The conflict in South Sudan risks reversing gains in food security that the country had made over the last year, according to the United Nations Food and Agriculture Organization (FAO) and the World Food Programme (WFP).
The two agencies said on Friday that when conflict erupted in December 2013, South Sudan’s food security outlook was the best it had been in five years, but the consequences of the conflict threaten to undo the country’s progress toward food security, and are likely to impact even parts of South Sudan not directly affected by fighting.
FAO and WFP say the crisis has led to widespread population displacement, loss of food stocks and disruption to trade and migration routes that are pushing millions more into hunger.
“Before mid-December, there was every indication that South Sudan had taken a step forward on food security, but the crisis is taking the country three steps backward instead,” said WFP Country Director Chris Nikoi. “Displacements caused by the conflict have left many people needing urgent food assistance.”
The states most affected by the conflict, namely Jonglei, Upper Nile and Unity, were also the most food insecure prior to the conflict, the agencies said. Compared to the rest of the country, those three states had higher levels of severe food insecurity, the highest cereal deficits in the country and very high dependency on markets for staple food.
“The livelihood systems in these states are diversified, with crops contributing only a portion of annual food needs,” said Dr. Sue Lautze, FAO’s Head of Office in South Sudan. “What is worrying now is the impact of the conflict on not only crops but also livestock, fishing and trading,” Lautze added.
Continuing insecurity is affecting trade routes through which food supplies are brought to other wider areas of South Sudan. The disruption in food supplies is taking place as households exhaust their stocks and enter the period when dependency on markets for food supplies becomes greater, the report said.
Significant delays caused by conflict will also have a serious impact on the ability of households to produce food for the next planting season. Continued unrest is disrupting the coming agricultural season as planting activities need to start across the country from mid-March to mid-June.
The agencies’ concerns are outlined in a recently released report called the FAO-WFP Crop and Food Security Assessment Mission to South Sudan (CFSAM), conducted every year by the two UN agencies and the country’s Ministry of Agriculture. The CFSAM is an important tool in assessing South Sudan’s agricultural production and food availability. The CFSAM team, working in collaboration with the Government, collected data for the annual assessment in October and November. At the time, food insecurity was at its lowest in five years due to a sequence of two good harvests coupled with lower market prices for staple foods. The percentage of people with inadequate food consumption had declined to 33 percent in October 2013, compared to 40 percent at the same time in 2012.

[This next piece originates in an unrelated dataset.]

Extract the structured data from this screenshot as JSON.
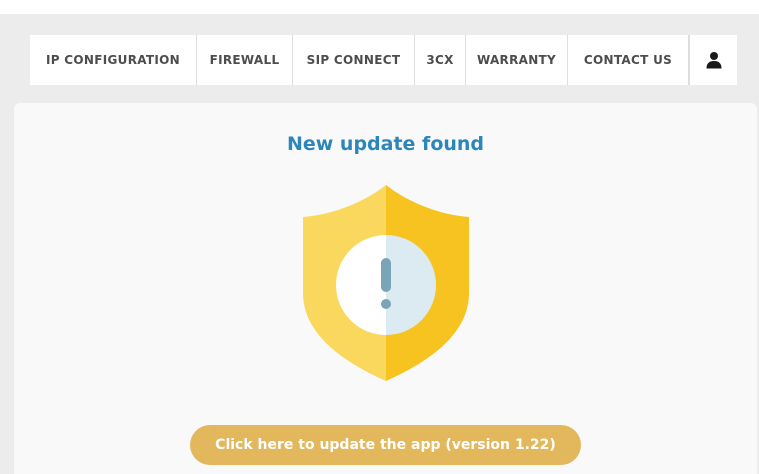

After the outbreak of conflict, the CFSAM team re-analyzed the results of the study to estimate the impact that the crisis would have on South Sudan’s overall food security. The report warns that, because of the ongoing crisis, an additional two million people or more are likely to experience significant food scarcity in 2014. The number of people in “crisis” and “emergency” food security conditions is estimated to have more than tripled. More than one million people are now estimated to be in “emergency” food security phase as opposed to none prior to the conflict.
WFP is expanding its operations in South Sudan to provide food assistance for 2.5 million conflict-affected and food-insecure people, and is deploying mobile distribution teams to reach remote areas. WFP urgently requires US$432 million to meet immediate needs and to preposition food stocks in secure sites where possible before the rainy season renders much of the country inaccessible. In states not directly affected by the conflict, WFP continues its efforts to use food assistance to strengthen resilience and livelihoods through community-level asset creation and support for nutrition and education. WFP relies entirely on voluntary funding, and is appealing for urgent contributions.
FAO is working to support those affected by the crisis to help people to help themselves through supporting livelihoods. With many of the displaced now residing along the banks of the Nile and Sobat rivers, providing FAO fishing inputs is a key, immediate source of food and income. FAO’s current response priorities include:
- restoring the animal health system through rebuilding of the cold chain needed to store and transport vaccines, and reviving community-based animal health networks;
- increasing access to seeds, especially vegetable seeds, and micro-irrigation equipment;
- support for fishing; and
- promoting efficient use of fuels by IDPs.
In addition, as co-leads of the Food Security and Livelihood Cluster, FAO and WFP continue supporting the coordination of partners within and beyond the United Nations.
An estimated 78 percent of South Sudan’s rural population relies on various aspects of agriculture for their livelihoods, including cropping, livestock, forestry, fisheries and agriculture-related wage labour. The conflict is affecting major supply routes, displacing traders and leading to rising food and fuel prices, along with the breakdown of local markets which are crucial to rural farmers, fishers and livestock-dependent populations.
Source : Fao